Print every entry below exactly, leaving out the pictures.

-------------------------

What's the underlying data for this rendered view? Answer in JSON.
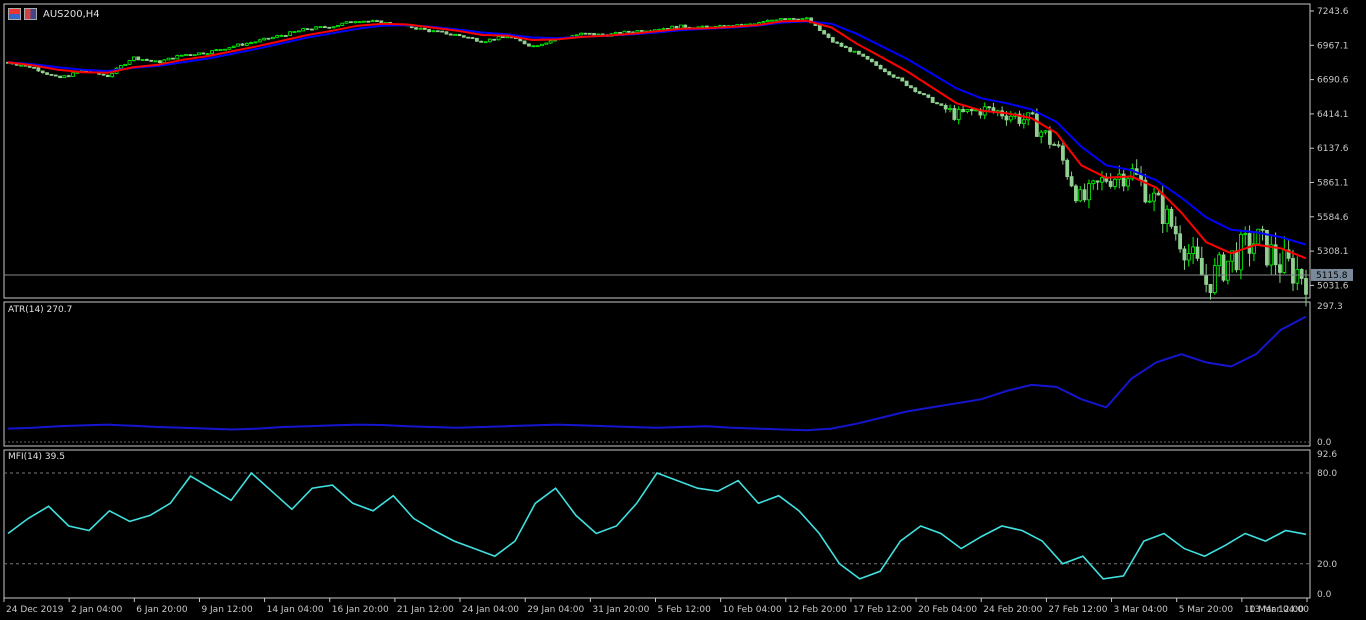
{
  "window": {
    "symbol_title": "AUS200,H4",
    "icons": [
      "chart-window-icon",
      "chart-properties-icon"
    ]
  },
  "colors": {
    "background": "#000000",
    "grid_axis": "#c8c8c8",
    "candle_bull": "#00ff00",
    "candle_bear": "#90d090",
    "ma_fast": "#ff0000",
    "ma_slow": "#0000ff",
    "atr_line": "#1515d0",
    "mfi_line": "#40e0e0",
    "price_line": "#8a8a8a",
    "price_label_bg": "#7a8a9a"
  },
  "time_axis": {
    "labels": [
      "24 Dec 2019",
      "2 Jan 04:00",
      "6 Jan 20:00",
      "9 Jan 12:00",
      "14 Jan 04:00",
      "16 Jan 20:00",
      "21 Jan 12:00",
      "24 Jan 04:00",
      "29 Jan 04:00",
      "31 Jan 20:00",
      "5 Feb 12:00",
      "10 Feb 04:00",
      "12 Feb 20:00",
      "17 Feb 12:00",
      "20 Feb 04:00",
      "24 Feb 20:00",
      "27 Feb 12:00",
      "3 Mar 04:00",
      "5 Mar 20:00",
      "10 Mar 12:00",
      "13 Mar 04:00"
    ]
  },
  "chart_data": [
    {
      "type": "line",
      "name": "price-pane",
      "title": "AUS200,H4",
      "y_ticks": [
        "7243.6",
        "6967.1",
        "6690.6",
        "6414.1",
        "6137.6",
        "5861.1",
        "5584.6",
        "5308.1",
        "5031.6"
      ],
      "ylim": [
        4930,
        7300
      ],
      "current_price_label": "5115.8",
      "current_price": 5115.8,
      "x_ticks": [
        "24 Dec 2019",
        "2 Jan 04:00",
        "6 Jan 20:00",
        "9 Jan 12:00",
        "14 Jan 04:00",
        "16 Jan 20:00",
        "21 Jan 12:00",
        "24 Jan 04:00",
        "29 Jan 04:00",
        "31 Jan 20:00",
        "5 Feb 12:00",
        "10 Feb 04:00",
        "12 Feb 20:00",
        "17 Feb 12:00",
        "20 Feb 04:00",
        "24 Feb 20:00",
        "27 Feb 12:00",
        "3 Mar 04:00",
        "5 Mar 20:00",
        "10 Mar 12:00",
        "13 Mar 04:00"
      ],
      "price_close_profile": [
        6830,
        6790,
        6700,
        6760,
        6720,
        6870,
        6830,
        6890,
        6910,
        6960,
        7000,
        7050,
        7100,
        7120,
        7170,
        7150,
        7120,
        7080,
        7050,
        7000,
        7040,
        6960,
        7020,
        7060,
        7050,
        7080,
        7100,
        7120,
        7110,
        7120,
        7140,
        7190,
        7180,
        7000,
        6900,
        6780,
        6650,
        6520,
        6400,
        6450,
        6420,
        6350,
        6150,
        5700,
        5900,
        5950,
        5700,
        5400,
        5050,
        5250,
        5400,
        5200,
        5115.8
      ],
      "series": [
        {
          "name": "ma-fast",
          "values": [
            6830,
            6805,
            6770,
            6750,
            6745,
            6790,
            6810,
            6850,
            6880,
            6920,
            6960,
            7005,
            7050,
            7085,
            7125,
            7140,
            7135,
            7110,
            7085,
            7050,
            7045,
            7010,
            7015,
            7035,
            7045,
            7060,
            7080,
            7100,
            7105,
            7115,
            7130,
            7160,
            7165,
            7110,
            6980,
            6870,
            6760,
            6630,
            6500,
            6440,
            6420,
            6380,
            6260,
            6000,
            5900,
            5910,
            5820,
            5620,
            5380,
            5290,
            5360,
            5330,
            5250
          ]
        },
        {
          "name": "ma-slow",
          "values": [
            6830,
            6815,
            6790,
            6770,
            6760,
            6785,
            6800,
            6830,
            6860,
            6900,
            6940,
            6985,
            7030,
            7065,
            7100,
            7125,
            7130,
            7115,
            7095,
            7070,
            7055,
            7030,
            7025,
            7035,
            7045,
            7055,
            7070,
            7090,
            7100,
            7110,
            7125,
            7150,
            7160,
            7140,
            7060,
            6960,
            6860,
            6740,
            6620,
            6540,
            6500,
            6450,
            6350,
            6150,
            6000,
            5960,
            5880,
            5740,
            5580,
            5480,
            5460,
            5420,
            5360
          ]
        }
      ]
    },
    {
      "type": "line",
      "name": "atr-pane",
      "label": "ATR(14) 270.7",
      "y_ticks": [
        "297.3",
        "0.0"
      ],
      "ylim": [
        0,
        297.3
      ],
      "series": [
        {
          "name": "ATR(14)",
          "values": [
            18,
            20,
            24,
            26,
            28,
            25,
            22,
            20,
            18,
            16,
            18,
            22,
            24,
            26,
            28,
            27,
            24,
            22,
            20,
            22,
            24,
            26,
            28,
            26,
            24,
            22,
            20,
            22,
            24,
            20,
            18,
            16,
            14,
            18,
            30,
            45,
            60,
            70,
            80,
            90,
            110,
            125,
            120,
            90,
            70,
            140,
            180,
            200,
            180,
            170,
            200,
            260,
            292
          ]
        }
      ]
    },
    {
      "type": "line",
      "name": "mfi-pane",
      "label": "MFI(14) 39.5",
      "y_ticks": [
        "92.6",
        "80.0",
        "20.0",
        "0.0"
      ],
      "ylim": [
        0,
        92.6
      ],
      "levels": [
        80,
        20
      ],
      "series": [
        {
          "name": "MFI(14)",
          "values": [
            40,
            50,
            58,
            45,
            42,
            55,
            48,
            52,
            60,
            78,
            70,
            62,
            80,
            68,
            56,
            70,
            72,
            60,
            55,
            65,
            50,
            42,
            35,
            30,
            25,
            35,
            60,
            70,
            52,
            40,
            45,
            60,
            80,
            75,
            70,
            68,
            75,
            60,
            65,
            55,
            40,
            20,
            10,
            15,
            35,
            45,
            40,
            30,
            38,
            45,
            42,
            35,
            20,
            25,
            10,
            12,
            35,
            40,
            30,
            25,
            32,
            40,
            35,
            42,
            39.5
          ]
        }
      ]
    }
  ]
}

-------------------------

**OUTPUT BELOW:**
What's the underlying data for this rendered view? Answer in JSON.
{
  "window": {
    "symbol_title": "AUS200,H4",
    "icons": [
      "chart-window-icon",
      "chart-properties-icon"
    ]
  },
  "colors": {
    "background": "#000000",
    "grid_axis": "#c8c8c8",
    "candle_bull": "#00ff00",
    "candle_bear": "#90d090",
    "ma_fast": "#ff0000",
    "ma_slow": "#0000ff",
    "atr_line": "#1515d0",
    "mfi_line": "#40e0e0",
    "price_line": "#8a8a8a",
    "price_label_bg": "#7a8a9a"
  },
  "time_axis": {
    "labels": [
      "24 Dec 2019",
      "2 Jan 04:00",
      "6 Jan 20:00",
      "9 Jan 12:00",
      "14 Jan 04:00",
      "16 Jan 20:00",
      "21 Jan 12:00",
      "24 Jan 04:00",
      "29 Jan 04:00",
      "31 Jan 20:00",
      "5 Feb 12:00",
      "10 Feb 04:00",
      "12 Feb 20:00",
      "17 Feb 12:00",
      "20 Feb 04:00",
      "24 Feb 20:00",
      "27 Feb 12:00",
      "3 Mar 04:00",
      "5 Mar 20:00",
      "10 Mar 12:00",
      "13 Mar 04:00"
    ]
  },
  "chart_data": [
    {
      "type": "line",
      "name": "price-pane",
      "title": "AUS200,H4",
      "y_ticks": [
        "7243.6",
        "6967.1",
        "6690.6",
        "6414.1",
        "6137.6",
        "5861.1",
        "5584.6",
        "5308.1",
        "5031.6"
      ],
      "ylim": [
        4930,
        7300
      ],
      "current_price_label": "5115.8",
      "current_price": 5115.8,
      "x_ticks": [
        "24 Dec 2019",
        "2 Jan 04:00",
        "6 Jan 20:00",
        "9 Jan 12:00",
        "14 Jan 04:00",
        "16 Jan 20:00",
        "21 Jan 12:00",
        "24 Jan 04:00",
        "29 Jan 04:00",
        "31 Jan 20:00",
        "5 Feb 12:00",
        "10 Feb 04:00",
        "12 Feb 20:00",
        "17 Feb 12:00",
        "20 Feb 04:00",
        "24 Feb 20:00",
        "27 Feb 12:00",
        "3 Mar 04:00",
        "5 Mar 20:00",
        "10 Mar 12:00",
        "13 Mar 04:00"
      ],
      "price_close_profile": [
        6830,
        6790,
        6700,
        6760,
        6720,
        6870,
        6830,
        6890,
        6910,
        6960,
        7000,
        7050,
        7100,
        7120,
        7170,
        7150,
        7120,
        7080,
        7050,
        7000,
        7040,
        6960,
        7020,
        7060,
        7050,
        7080,
        7100,
        7120,
        7110,
        7120,
        7140,
        7190,
        7180,
        7000,
        6900,
        6780,
        6650,
        6520,
        6400,
        6450,
        6420,
        6350,
        6150,
        5700,
        5900,
        5950,
        5700,
        5400,
        5050,
        5250,
        5400,
        5200,
        5115.8
      ],
      "series": [
        {
          "name": "ma-fast",
          "values": [
            6830,
            6805,
            6770,
            6750,
            6745,
            6790,
            6810,
            6850,
            6880,
            6920,
            6960,
            7005,
            7050,
            7085,
            7125,
            7140,
            7135,
            7110,
            7085,
            7050,
            7045,
            7010,
            7015,
            7035,
            7045,
            7060,
            7080,
            7100,
            7105,
            7115,
            7130,
            7160,
            7165,
            7110,
            6980,
            6870,
            6760,
            6630,
            6500,
            6440,
            6420,
            6380,
            6260,
            6000,
            5900,
            5910,
            5820,
            5620,
            5380,
            5290,
            5360,
            5330,
            5250
          ]
        },
        {
          "name": "ma-slow",
          "values": [
            6830,
            6815,
            6790,
            6770,
            6760,
            6785,
            6800,
            6830,
            6860,
            6900,
            6940,
            6985,
            7030,
            7065,
            7100,
            7125,
            7130,
            7115,
            7095,
            7070,
            7055,
            7030,
            7025,
            7035,
            7045,
            7055,
            7070,
            7090,
            7100,
            7110,
            7125,
            7150,
            7160,
            7140,
            7060,
            6960,
            6860,
            6740,
            6620,
            6540,
            6500,
            6450,
            6350,
            6150,
            6000,
            5960,
            5880,
            5740,
            5580,
            5480,
            5460,
            5420,
            5360
          ]
        }
      ]
    },
    {
      "type": "line",
      "name": "atr-pane",
      "label": "ATR(14) 270.7",
      "y_ticks": [
        "297.3",
        "0.0"
      ],
      "ylim": [
        0,
        297.3
      ],
      "series": [
        {
          "name": "ATR(14)",
          "values": [
            18,
            20,
            24,
            26,
            28,
            25,
            22,
            20,
            18,
            16,
            18,
            22,
            24,
            26,
            28,
            27,
            24,
            22,
            20,
            22,
            24,
            26,
            28,
            26,
            24,
            22,
            20,
            22,
            24,
            20,
            18,
            16,
            14,
            18,
            30,
            45,
            60,
            70,
            80,
            90,
            110,
            125,
            120,
            90,
            70,
            140,
            180,
            200,
            180,
            170,
            200,
            260,
            292
          ]
        }
      ]
    },
    {
      "type": "line",
      "name": "mfi-pane",
      "label": "MFI(14) 39.5",
      "y_ticks": [
        "92.6",
        "80.0",
        "20.0",
        "0.0"
      ],
      "ylim": [
        0,
        92.6
      ],
      "levels": [
        80,
        20
      ],
      "series": [
        {
          "name": "MFI(14)",
          "values": [
            40,
            50,
            58,
            45,
            42,
            55,
            48,
            52,
            60,
            78,
            70,
            62,
            80,
            68,
            56,
            70,
            72,
            60,
            55,
            65,
            50,
            42,
            35,
            30,
            25,
            35,
            60,
            70,
            52,
            40,
            45,
            60,
            80,
            75,
            70,
            68,
            75,
            60,
            65,
            55,
            40,
            20,
            10,
            15,
            35,
            45,
            40,
            30,
            38,
            45,
            42,
            35,
            20,
            25,
            10,
            12,
            35,
            40,
            30,
            25,
            32,
            40,
            35,
            42,
            39.5
          ]
        }
      ]
    }
  ]
}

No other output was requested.